This is a huge blow to your self esteem and it is embarrassing to tell your friends and family. Will they even believe you got let go?
Will they think I really got fired and don’t see me as a reliable adult? And also FUCK, now what!? I had to apply to a minimum of five jobs a day.
I revamped my resume and portfolio immediately. I got in touch and met with those free recruiters all over again. The more you stick to a plan of action, the less time it takes to find a job. The more things you apply to the better shot you have. It’s really a numbers game.
When shit hits the fan no one else can help you but you.
As I was saying before I lost my first design job before I had even moved out. It was a scary and depressing time.
I felt like a failure, but I was fortunate enough to have a roof over my head.
Stick to a game plan and apply to as many job postings as you can a day. Reach out to anyone you know who works in your field even if you don’t believe they would help you. It is always better to ask than to stay quiet.
These are hard times for everyone our age, someone is bound to show empathy and stick their neck out for you.
Swallow your pride and ask everyone you know for help if, and when, necessary, we aren’t superheroes we can’t do it all on our own.
Practice being your own biggest advocate.
This speaks volumes in adulthood.
It is a tricky thing to know when to speak up to your boss or supervisor and saying, “Hey I am not happy here”—meaning hey the work I am doing feels like intern work and I can handle more responsibility than that because I am smart and capable!
And then there is the “hey I feel like I’ve stopped learning” yes my learning curve is over and I have perfected every task in my job and want to move upward and onward!
These conversations open up the door for either a change of position within the company, a promotion, or even a simple pay raise. To be noted, proper etiquette would be to ask for a six month review if you are looking for a raise and or discuss with your family or any other role model if you think it is time to move on career wise.
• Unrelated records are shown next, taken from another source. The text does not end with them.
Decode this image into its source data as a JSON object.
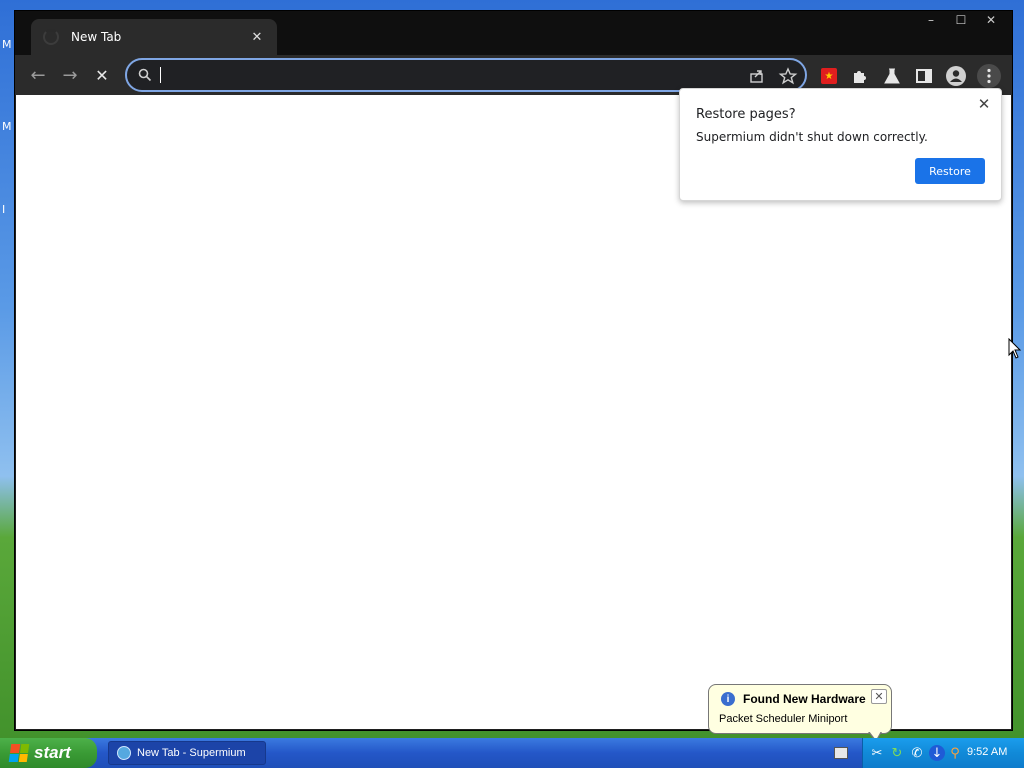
{
  "desktop": {
    "hints": [
      "M",
      "M",
      "I"
    ]
  },
  "browser": {
    "tab": {
      "title": "New Tab",
      "close_icon": "close-icon"
    },
    "window_controls": {
      "minimize": "–",
      "maximize": "☐",
      "close": "✕"
    },
    "toolbar": {
      "back": "←",
      "forward": "→",
      "stop": "✕",
      "omnibox_value": "",
      "omnibox_placeholder": ""
    },
    "popup": {
      "title": "Restore pages?",
      "message": "Supermium didn't shut down correctly.",
      "restore_label": "Restore",
      "close": "✕"
    }
  },
  "notification": {
    "title": "Found New Hardware",
    "text": "Packet Scheduler Miniport",
    "icon": "i",
    "close": "✕"
  },
  "taskbar": {
    "start_label": "start",
    "task_item_label": "New Tab - Supermium",
    "clock": "9:52 AM"
  },
  "colors": {
    "accent": "#1a73e8",
    "start_green": "#3a9b35",
    "taskbar_blue": "#2457c8",
    "balloon_bg": "#ffffe1"
  }
}
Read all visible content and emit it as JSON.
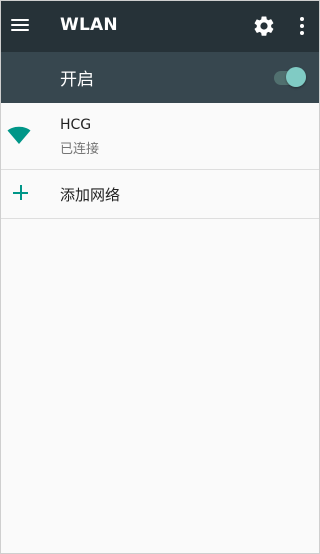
{
  "appbar": {
    "title": "WLAN",
    "menu_icon": "hamburger-menu-icon",
    "settings_icon": "gear-icon",
    "overflow_icon": "more-vert-icon",
    "background": "#263238"
  },
  "switch": {
    "label": "开启",
    "state": "on",
    "accent": "#80cbc4",
    "background": "#37474f"
  },
  "networks": [
    {
      "name": "HCG",
      "status": "已连接",
      "icon": "wifi-signal-icon"
    }
  ],
  "add_network": {
    "label": "添加网络",
    "icon": "plus-icon",
    "accent": "#009688"
  }
}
It is okay to get a job you didn’t get a major in, most people went to school for something that has nothing to do with their careers today.
One of my best friends majored in photography; she ended up going into real estate.
Today she photographs luxurious apartment,s but these photos are not always used to advertise the apartments for sale.
Regardless she does it because she enjoys it and it will always be useful information to her because it will always be her passion and her hobby. Sometimes life experience is more crucial than what we learn in a classroom.
Also your major might have been a waste of money but if you enjoyed it and you learned something, it’s value is bound to be useful at some point in your lifetime.